Over the last few years many people inadvertently bought houses with a leasehold tenure. Too many of these had escalation causes which severely impact the current and future value of the property. It is positive that government has made it clear to builders that this practice is unacceptable and that whilst it will take some time to legislate to close this “opportunity”, they expect firms to cease this practice.
What is still of concern is those out there who acquired their home without knowing and understanding what they were acquiring. For many this is an increasing liability which impacts the value of the house. Some learnt too late in the transaction so felt that they were so committed contractually and financially so they had no choice but to complete, others had no idea until after completion and got their first “invoice”.
In both cases they have been let down badly but who should shoulder the blame. Certainly the builder is complicit in offering this tenure option and more so for those selling it on based on its future value. There is an element who might challenge the valuation but for me the issue sits with the solicitor or conveyancer.

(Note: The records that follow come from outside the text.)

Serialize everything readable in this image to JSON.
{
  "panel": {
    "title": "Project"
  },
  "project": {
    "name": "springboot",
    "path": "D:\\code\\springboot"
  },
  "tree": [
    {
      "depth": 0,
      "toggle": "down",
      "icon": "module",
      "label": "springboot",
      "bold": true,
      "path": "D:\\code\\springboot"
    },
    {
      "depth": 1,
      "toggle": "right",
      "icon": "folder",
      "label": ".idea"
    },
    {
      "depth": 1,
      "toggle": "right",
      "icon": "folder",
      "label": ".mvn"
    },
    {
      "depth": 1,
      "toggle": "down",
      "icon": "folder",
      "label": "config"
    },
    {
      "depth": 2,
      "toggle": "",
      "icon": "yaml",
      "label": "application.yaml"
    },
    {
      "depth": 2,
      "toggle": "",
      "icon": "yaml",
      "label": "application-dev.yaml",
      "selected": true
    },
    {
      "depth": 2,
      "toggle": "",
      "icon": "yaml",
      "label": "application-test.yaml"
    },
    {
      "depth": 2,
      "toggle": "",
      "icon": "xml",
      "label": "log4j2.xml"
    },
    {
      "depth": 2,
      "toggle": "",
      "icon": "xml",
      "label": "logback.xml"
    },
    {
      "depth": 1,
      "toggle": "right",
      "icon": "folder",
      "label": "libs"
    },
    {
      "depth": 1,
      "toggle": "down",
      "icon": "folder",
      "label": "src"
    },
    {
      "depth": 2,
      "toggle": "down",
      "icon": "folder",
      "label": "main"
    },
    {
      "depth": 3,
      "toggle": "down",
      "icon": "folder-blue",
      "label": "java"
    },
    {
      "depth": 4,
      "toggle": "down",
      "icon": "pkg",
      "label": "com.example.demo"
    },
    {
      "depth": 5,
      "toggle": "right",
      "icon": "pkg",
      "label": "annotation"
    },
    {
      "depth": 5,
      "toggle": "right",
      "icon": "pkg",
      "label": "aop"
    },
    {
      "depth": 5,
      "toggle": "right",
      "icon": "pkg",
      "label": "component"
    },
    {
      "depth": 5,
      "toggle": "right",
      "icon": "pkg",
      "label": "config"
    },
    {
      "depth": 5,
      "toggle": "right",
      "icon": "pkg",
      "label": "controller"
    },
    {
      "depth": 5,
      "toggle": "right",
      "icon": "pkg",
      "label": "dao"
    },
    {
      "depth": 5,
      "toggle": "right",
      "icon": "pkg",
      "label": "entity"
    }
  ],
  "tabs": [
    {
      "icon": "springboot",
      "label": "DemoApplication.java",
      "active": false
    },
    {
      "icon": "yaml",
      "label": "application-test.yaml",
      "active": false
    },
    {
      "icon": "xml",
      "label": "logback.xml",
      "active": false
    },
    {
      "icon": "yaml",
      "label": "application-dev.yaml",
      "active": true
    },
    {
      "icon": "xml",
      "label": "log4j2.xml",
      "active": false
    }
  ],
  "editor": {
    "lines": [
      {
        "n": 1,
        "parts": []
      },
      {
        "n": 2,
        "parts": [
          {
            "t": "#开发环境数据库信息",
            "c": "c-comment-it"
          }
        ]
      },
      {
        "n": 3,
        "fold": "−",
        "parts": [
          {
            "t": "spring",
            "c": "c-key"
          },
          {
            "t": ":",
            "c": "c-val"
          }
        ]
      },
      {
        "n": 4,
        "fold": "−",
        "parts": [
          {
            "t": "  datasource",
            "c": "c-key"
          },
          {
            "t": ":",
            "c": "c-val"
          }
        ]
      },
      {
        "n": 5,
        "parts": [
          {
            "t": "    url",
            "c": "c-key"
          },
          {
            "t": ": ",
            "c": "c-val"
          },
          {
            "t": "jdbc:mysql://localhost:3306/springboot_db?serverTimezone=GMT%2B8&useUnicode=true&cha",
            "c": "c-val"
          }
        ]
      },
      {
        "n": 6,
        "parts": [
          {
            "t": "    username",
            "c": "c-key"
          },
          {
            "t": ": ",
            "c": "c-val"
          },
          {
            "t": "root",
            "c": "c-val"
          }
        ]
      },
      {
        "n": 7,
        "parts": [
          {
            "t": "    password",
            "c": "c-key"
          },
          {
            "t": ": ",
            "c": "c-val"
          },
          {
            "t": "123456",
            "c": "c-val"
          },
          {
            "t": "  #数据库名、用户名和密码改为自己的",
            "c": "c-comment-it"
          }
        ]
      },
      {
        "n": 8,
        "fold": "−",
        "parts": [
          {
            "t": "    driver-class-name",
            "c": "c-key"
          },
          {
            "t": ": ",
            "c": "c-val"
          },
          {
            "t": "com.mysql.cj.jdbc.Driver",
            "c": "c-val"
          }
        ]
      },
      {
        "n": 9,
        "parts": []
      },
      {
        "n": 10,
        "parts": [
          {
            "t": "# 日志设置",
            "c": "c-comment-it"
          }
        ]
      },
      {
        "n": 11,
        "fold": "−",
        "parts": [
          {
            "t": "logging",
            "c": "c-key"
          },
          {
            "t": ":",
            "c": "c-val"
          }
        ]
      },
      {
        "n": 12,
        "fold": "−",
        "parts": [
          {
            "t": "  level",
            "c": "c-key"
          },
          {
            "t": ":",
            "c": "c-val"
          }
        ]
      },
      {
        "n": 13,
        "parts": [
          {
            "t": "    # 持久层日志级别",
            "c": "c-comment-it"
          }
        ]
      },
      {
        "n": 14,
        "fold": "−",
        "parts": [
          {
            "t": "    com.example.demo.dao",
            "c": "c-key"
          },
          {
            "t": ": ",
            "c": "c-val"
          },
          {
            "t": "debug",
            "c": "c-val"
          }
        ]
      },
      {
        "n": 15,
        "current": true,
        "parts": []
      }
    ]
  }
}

The latest housing minister appears to share my view that the solicitor acting should have exercised greater care on behalf of their purchasing client and that the builder may have to deliver some respite to make the financials equitable. It must be hoped that James Brokenshire is able to get the CMA to set aside these contracts as unfair, but if not ensures that new contracts are written which are fair. It makes advice from the broker over a good conveyancer more important and it is good that the broker is not seen as at fault in this debacle which further tarnishes our market.